To determine the cumulative five-year incidence and progression of myopic maculopathy in a rural Chinese adult population.
The Handan Eye Study was a population-based longitudinal study. In 2006, 6830 subjects aged 30+ years participated in this study (baseline). Five years later, 5394 subjects (follow-up rate: 85.3%) took part in the follow-up study. Participants had a detailed eye examination, including visual acuity, standardized refraction and fundus photography according to a similar protocol at both baseline and follow-up. Myopic maculopathy was defined as any of the following signs: diffuse chorioretinal atrophy, patchy chorioretinal atrophy, macular atrophy, lacquer cracks and myopic choroidal neovascularization at the posterior pole. Parapapillary atrophy was assessed separately.

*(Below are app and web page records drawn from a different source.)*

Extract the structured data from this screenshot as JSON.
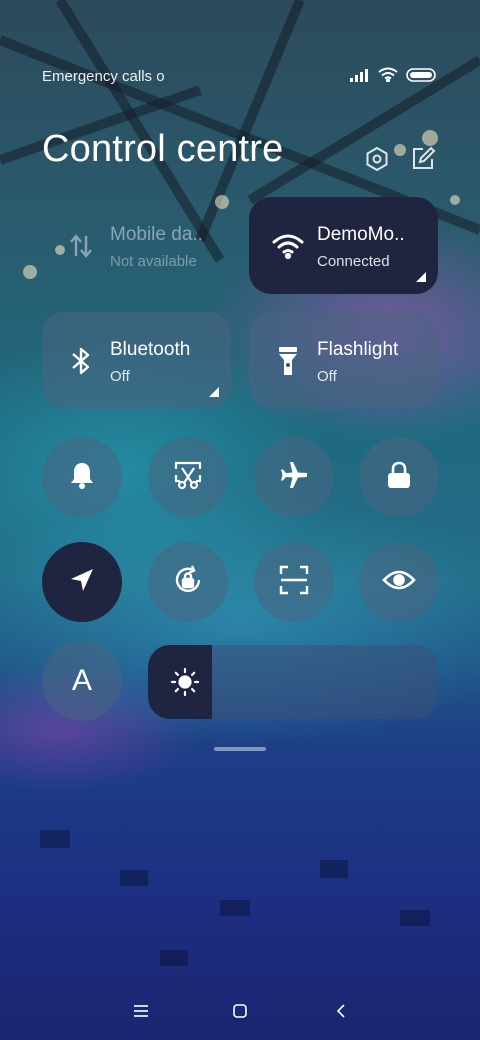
{
  "status_bar": {
    "carrier_text": "Emergency calls o",
    "icons": [
      "signal-icon",
      "wifi-icon",
      "battery-icon"
    ]
  },
  "header": {
    "title": "Control centre",
    "actions": [
      "settings-icon",
      "edit-icon"
    ]
  },
  "tiles": {
    "mobile_data": {
      "title": "Mobile da..",
      "subtitle": "Not available",
      "enabled": false
    },
    "wifi": {
      "title": "DemoMo..",
      "subtitle": "Connected",
      "active": true
    },
    "bluetooth": {
      "title": "Bluetooth",
      "subtitle": "Off",
      "active": false
    },
    "flashlight": {
      "title": "Flashlight",
      "subtitle": "Off",
      "active": false
    }
  },
  "toggles": {
    "row1": [
      {
        "icon": "bell-icon",
        "active": false
      },
      {
        "icon": "screenshot-scissors-icon",
        "active": false
      },
      {
        "icon": "airplane-icon",
        "active": false
      },
      {
        "icon": "lock-icon",
        "active": false
      }
    ],
    "row2": [
      {
        "icon": "location-icon",
        "active": true
      },
      {
        "icon": "rotation-lock-icon",
        "active": false
      },
      {
        "icon": "scan-icon",
        "active": false
      },
      {
        "icon": "eye-icon",
        "active": false
      }
    ],
    "row3": [
      {
        "icon": "font-a-icon",
        "label": "A",
        "active": false
      }
    ]
  },
  "brightness": {
    "level": 0.22,
    "icon": "sun-icon"
  },
  "nav": [
    "menu-icon",
    "home-icon",
    "back-icon"
  ],
  "colors": {
    "active_tile": "#1f2540",
    "glass_tile": "rgba(75,100,130,0.55)"
  }
}
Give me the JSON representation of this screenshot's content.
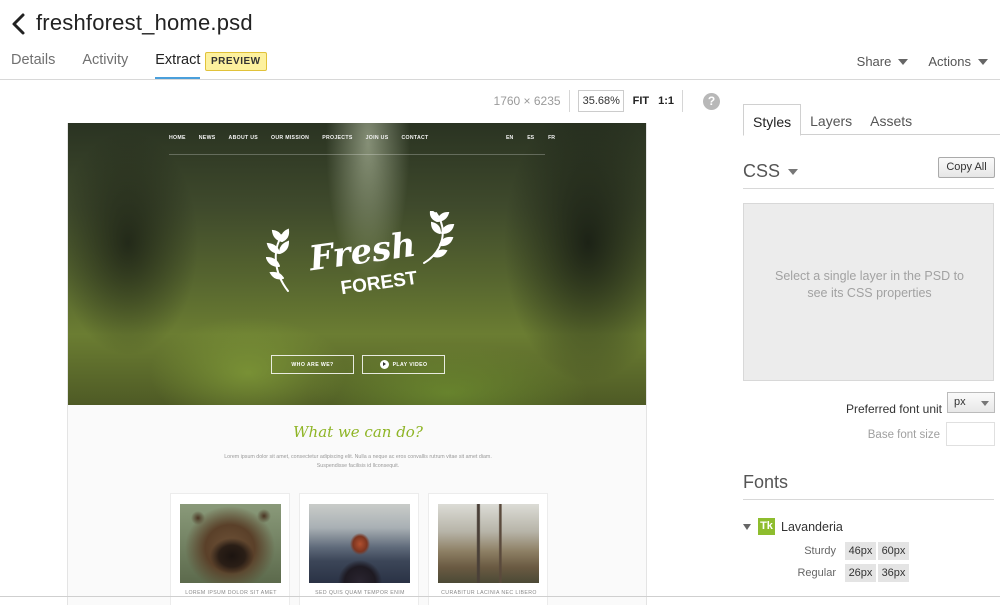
{
  "header": {
    "title": "freshforest_home.psd",
    "tabs": [
      "Details",
      "Activity",
      "Extract"
    ],
    "active_tab": "Extract",
    "preview_badge": "PREVIEW",
    "menus": [
      "Share",
      "Actions"
    ]
  },
  "toolbar": {
    "dimensions": "1760 × 6235",
    "zoom": "35.68%",
    "fit_label": "FIT",
    "one_to_one_label": "1:1",
    "help_glyph": "?"
  },
  "design": {
    "nav": [
      "HOME",
      "NEWS",
      "ABOUT US",
      "OUR MISSION",
      "PROJECTS",
      "JOIN US",
      "CONTACT"
    ],
    "languages": [
      "EN",
      "ES",
      "FR"
    ],
    "logo_line1": "Fresh",
    "logo_line2": "FOREST",
    "buttons": [
      "WHO ARE WE?",
      "PLAY VIDEO"
    ],
    "section_title": "What we can do?",
    "section_desc": "Lorem ipsum dolor sit amet, consectetur adipiscing elit. Nulla a neque ac eros convallis rutrum vitae sit amet diam. Suspendisse facilisis id llconsequit.",
    "cards": [
      {
        "caption": "LOREM IPSUM DOLOR SIT AMET"
      },
      {
        "caption": "SED QUIS QUAM TEMPOR ENIM"
      },
      {
        "caption": "CURABITUR LACINIA NEC LIBERO"
      }
    ]
  },
  "panel": {
    "tabs": [
      "Styles",
      "Layers",
      "Assets"
    ],
    "active_tab": "Styles",
    "css_heading": "CSS",
    "copy_all": "Copy All",
    "css_placeholder": "Select a single layer in the PSD to see its CSS properties",
    "preferred_font_unit_label": "Preferred font unit",
    "preferred_font_unit_value": "px",
    "base_font_size_label": "Base font size",
    "fonts_heading": "Fonts",
    "font": {
      "icon": "Tk",
      "name": "Lavanderia",
      "weights": [
        {
          "label": "Sturdy",
          "sizes": [
            "46px",
            "60px"
          ]
        },
        {
          "label": "Regular",
          "sizes": [
            "26px",
            "36px"
          ]
        }
      ]
    }
  },
  "colors": {
    "tab_underline": "#4a9fdb",
    "badge_bg": "#fdf19e",
    "section_title": "#8fb526",
    "typekit_icon": "#8ebd2e"
  },
  "icons": [
    "back-arrow-icon",
    "chevron-down-icon",
    "help-icon",
    "play-icon",
    "wheat-laurel-icon",
    "typekit-icon",
    "disclosure-triangle-icon"
  ]
}
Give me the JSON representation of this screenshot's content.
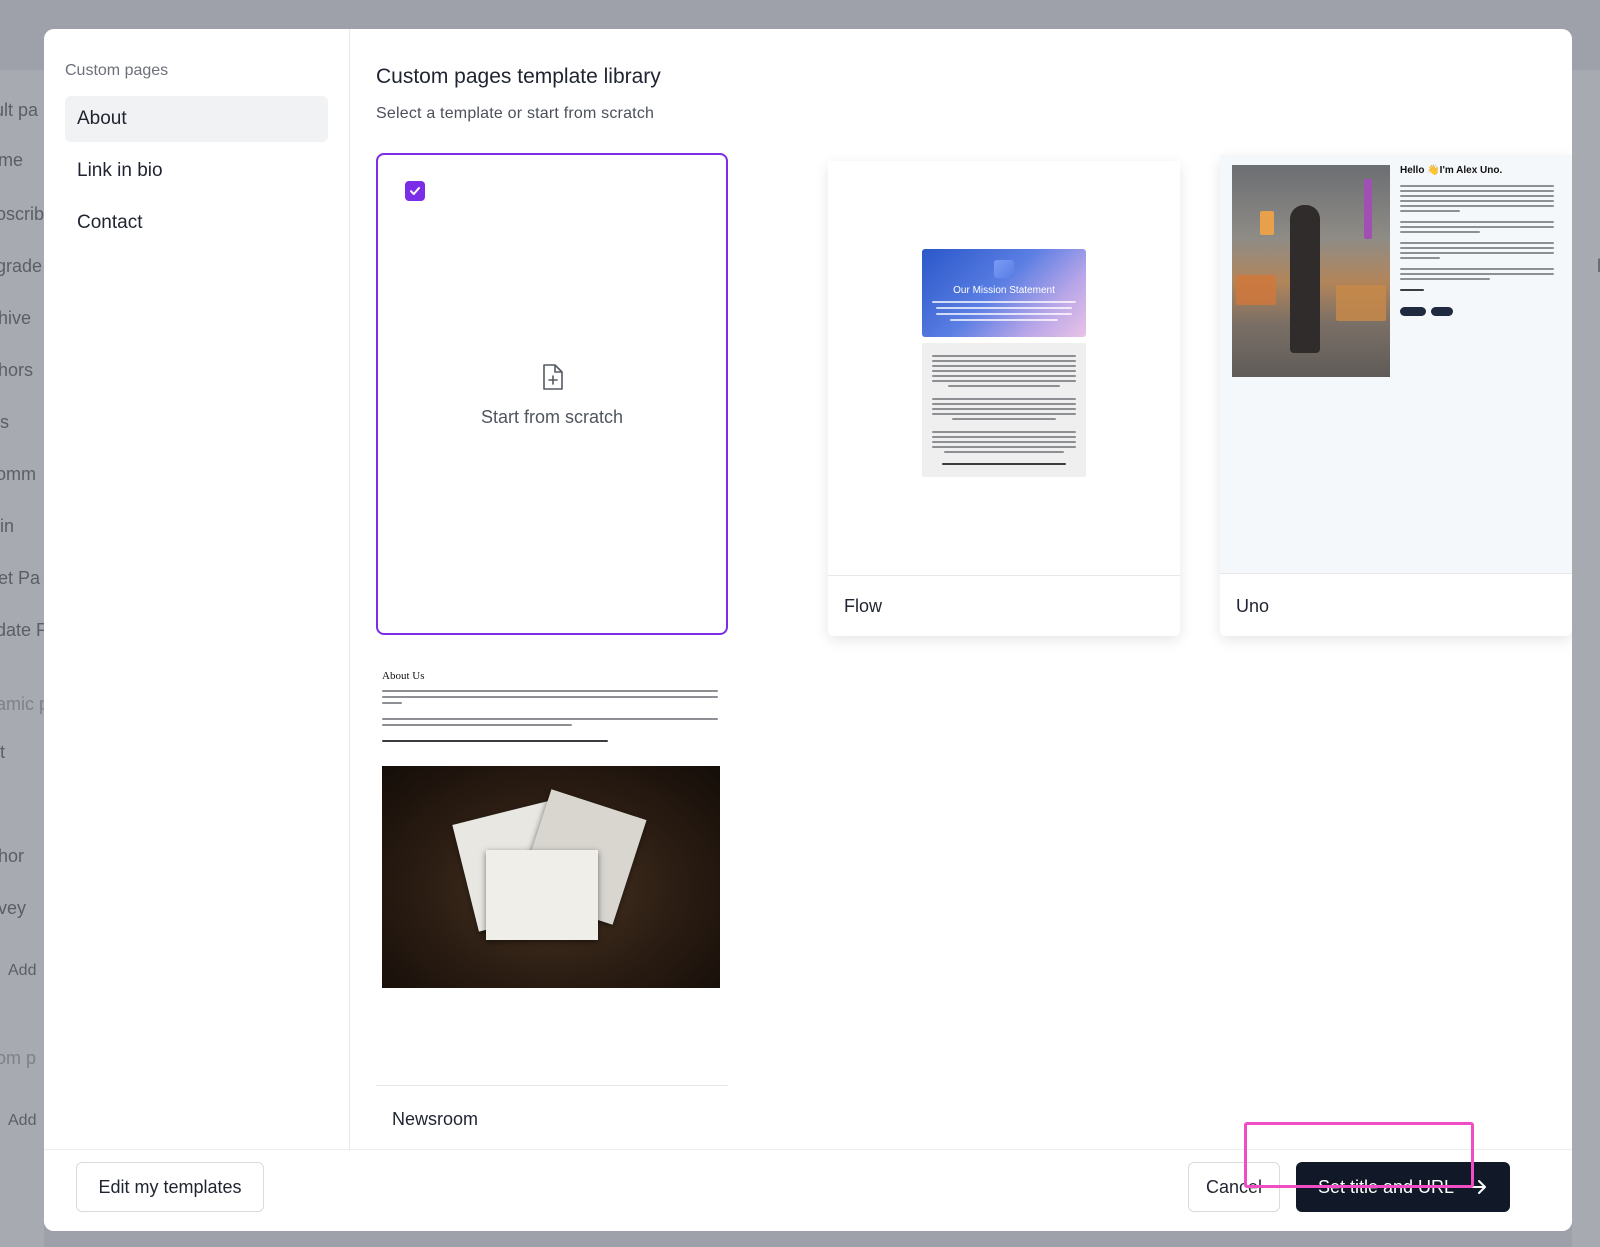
{
  "background": {
    "left_items": [
      "ult pa",
      "me",
      "oscrib",
      "grade",
      "hive",
      "hors",
      "s",
      "omm",
      "in",
      "et Pa",
      "date P",
      "amic p",
      "t",
      "hor",
      "vey",
      "Add",
      "om p",
      "Add"
    ],
    "right_items": [
      "loc"
    ]
  },
  "sidebar": {
    "title": "Custom pages",
    "items": [
      {
        "label": "About",
        "active": true
      },
      {
        "label": "Link in bio",
        "active": false
      },
      {
        "label": "Contact",
        "active": false
      }
    ]
  },
  "main": {
    "title": "Custom pages template library",
    "subtitle": "Select a template or start from scratch",
    "templates": {
      "scratch": {
        "label": "Start from scratch",
        "selected": true,
        "icon": "file-plus-icon"
      },
      "flow": {
        "label": "Flow",
        "preview_title": "Our Mission Statement"
      },
      "uno": {
        "label": "Uno",
        "preview_title": "Hello 👋I'm Alex Uno."
      },
      "newsroom": {
        "label": "Newsroom",
        "preview_title": "About Us"
      }
    }
  },
  "footer": {
    "edit_label": "Edit my templates",
    "cancel_label": "Cancel",
    "primary_label": "Set title and URL",
    "primary_icon": "arrow-right-icon"
  },
  "colors": {
    "accent": "#7c2ee6",
    "primary_button": "#111827",
    "highlight": "#f04dc4"
  }
}
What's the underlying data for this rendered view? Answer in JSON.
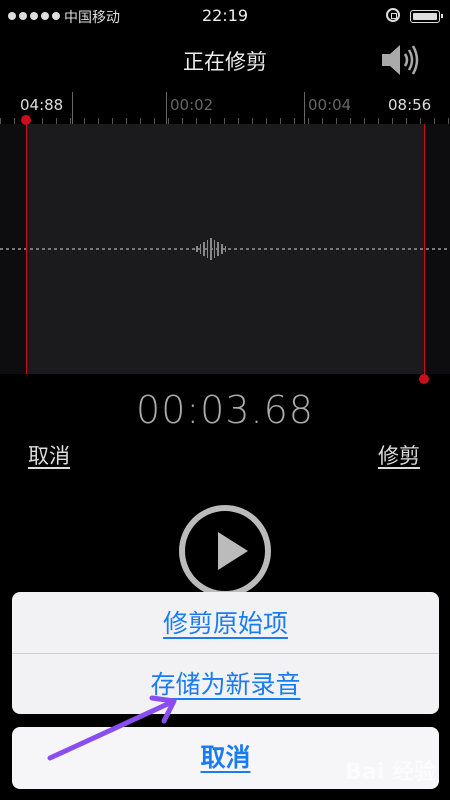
{
  "status_bar": {
    "carrier": "中国移动",
    "time": "22:19",
    "signal_icon": "signal-dots-icon",
    "lock_icon": "rotation-lock-icon",
    "battery_icon": "battery-icon"
  },
  "header": {
    "title": "正在修剪",
    "speaker_icon": "speaker-icon"
  },
  "timeline": {
    "start_label": "04:88",
    "marks": [
      "00:02",
      "00:04"
    ],
    "end_label": "08:56"
  },
  "playback": {
    "elapsed": "00:03.68"
  },
  "actions": {
    "cancel": "取消",
    "trim": "修剪"
  },
  "action_sheet": {
    "trim_original": "修剪原始项",
    "save_as_new": "存储为新录音",
    "cancel": "取消"
  },
  "watermark": "Bai 经验",
  "colors": {
    "accent_red": "#c8101a",
    "sheet_blue": "#1a7cf2",
    "annotation_purple": "#8a4df0"
  }
}
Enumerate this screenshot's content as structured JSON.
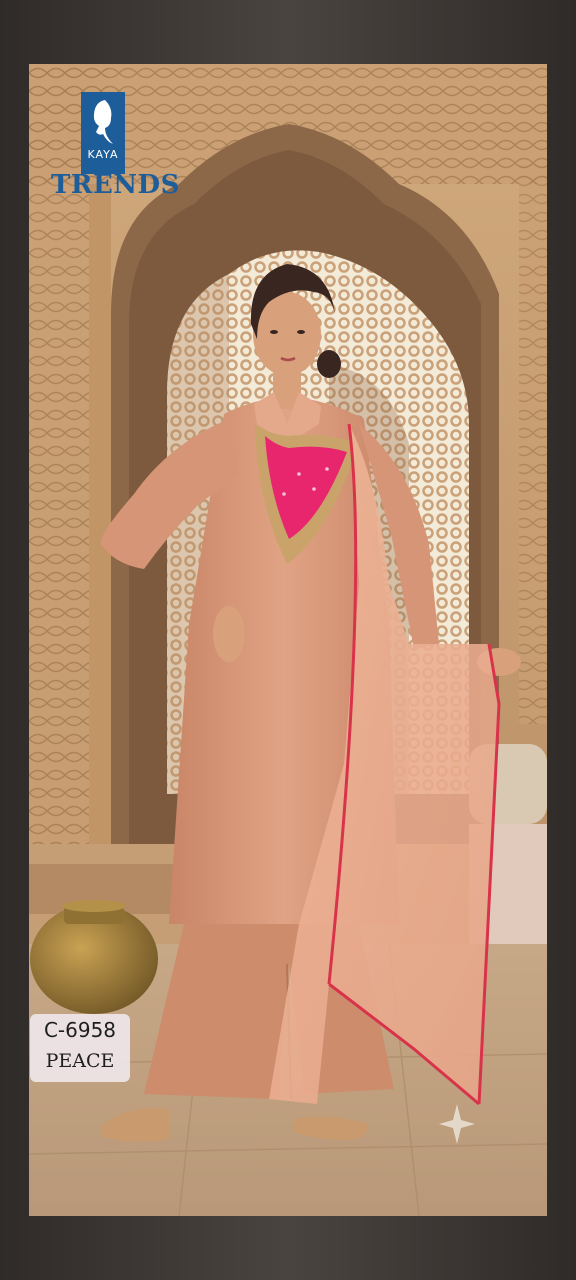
{
  "brand": {
    "small_name": "KAYA",
    "name": "TRENDS",
    "color": "#1d5e9a"
  },
  "product": {
    "code": "C-6958",
    "name": "PEACE"
  },
  "colors": {
    "kurta": "#d99a7a",
    "yoke": "#e8266e",
    "dupatta_border": "#d8334a",
    "palazzo": "#cd8c6c",
    "stone": "#c49a6c"
  },
  "icons": [
    "face-silhouette-icon",
    "sparkle-icon"
  ]
}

Of 5394 participants, 5078 (10 021 eyes) had gradable fundus photographs. Over the five years, four participants (five eyes) developed new myopic maculopathy, with an eye-specific incidence of 0.05% (95% CI, 0.02-0.10%). Among the 51 eyes with myopic maculopathy at baseline, the progression occurred in 18 eyes (35.3%), with new signs of patchy chorioretinal atrophy in 11 eyes (21.6%), diffuse chorioretinal atrophy in seven eyes (13.7%), lacquer cracks in three eyes (6.9%), macular atrophy in three eyes (6.9%) and myopic choroidal neovascularization in two eyes (3.9%). By multivariable analysis, female gender (OR, 9.14; p = 0.004) and higher educational level (OR, 8.24; p = 0.004) were associated with a higher risk of progression of myopic maculopathy, whereas lower myopia at baseline (OR, 0.79; p < 0.0001) and hypertension (OR, 0.21; p = 0.017) were associated with a reduced risk.
The five-year incidence of myopic maculopathy was 0.05% in rural Chinese adults aged 30+ years. The progression rate in participants with myopic maculopathy was 35.3%, indicating the importance of regular follow-up for these patients.